Those who were identified as leaders in technology adoption reported a 59 percent improvement in customer perceptions of their companies compared to a 50 percent improvement by companies that only kept pace or lagged behind. Employee satisfaction at tech-leading companies increased by 46 percent compared to 30 percent by those that weren't tech leaders. Company culture improved by 40 percent compared to 24 percent by the other small businesses. Additional benefits found in the survey included a 53 percent increase in efficiency, a 36 percent increase in sales and a 34 percent increase in profits.

Putting Money Where it's Needed Most

Regardless of the size of your business, the more you're able to wisely invest in computers, software and related infrastructure, the more likely you'll be able to gain an edge over your competitors who don't have such a budget.

Gartner recommends that most businesses should budget 3.5 percent of their annual revenue to information technology. In fact, most businesses spend between 2 and 5 percent of their revenue on IT, and all indications are that the more you spend, the better your company will perform in the long run. It's not usually a good idea to restrict yourself to a specific percentage every year. If you require a full overhaul of your current computers, you may need to spend more, while in other years, you may be able to spend less.
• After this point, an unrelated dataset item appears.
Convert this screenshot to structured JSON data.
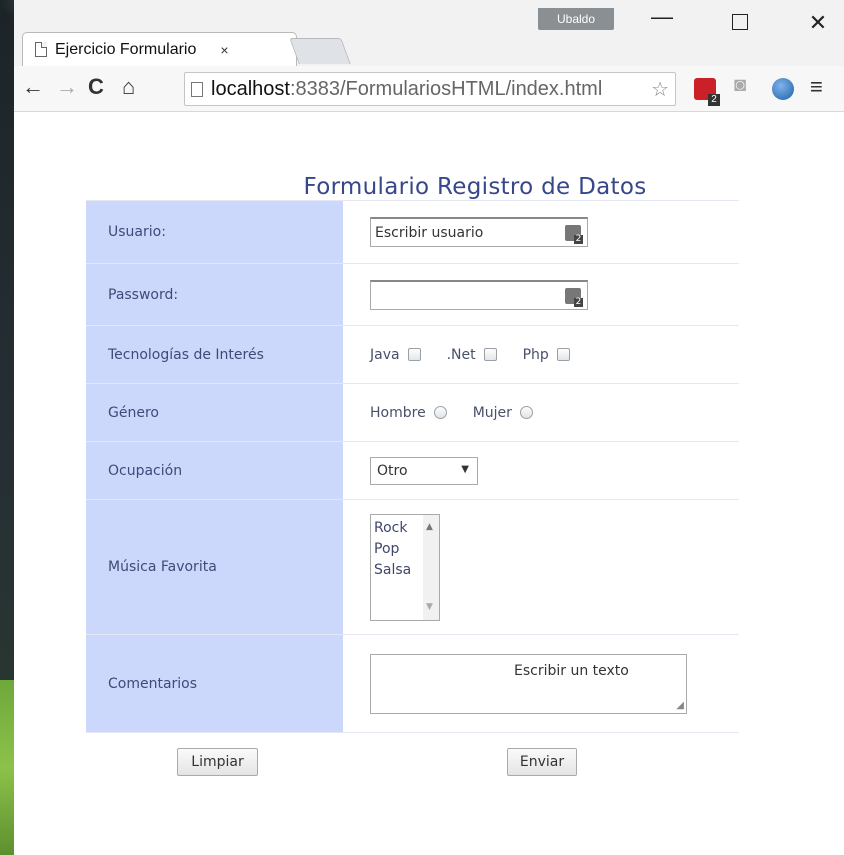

Needless to say, just throwing money into more expensive systems won't necessarily give you that edge. A business-to-business manufacturing company will have different needs than an online retail store. The former would likely be better off investing in asset management software, while the latter may need to invest in a CRM system.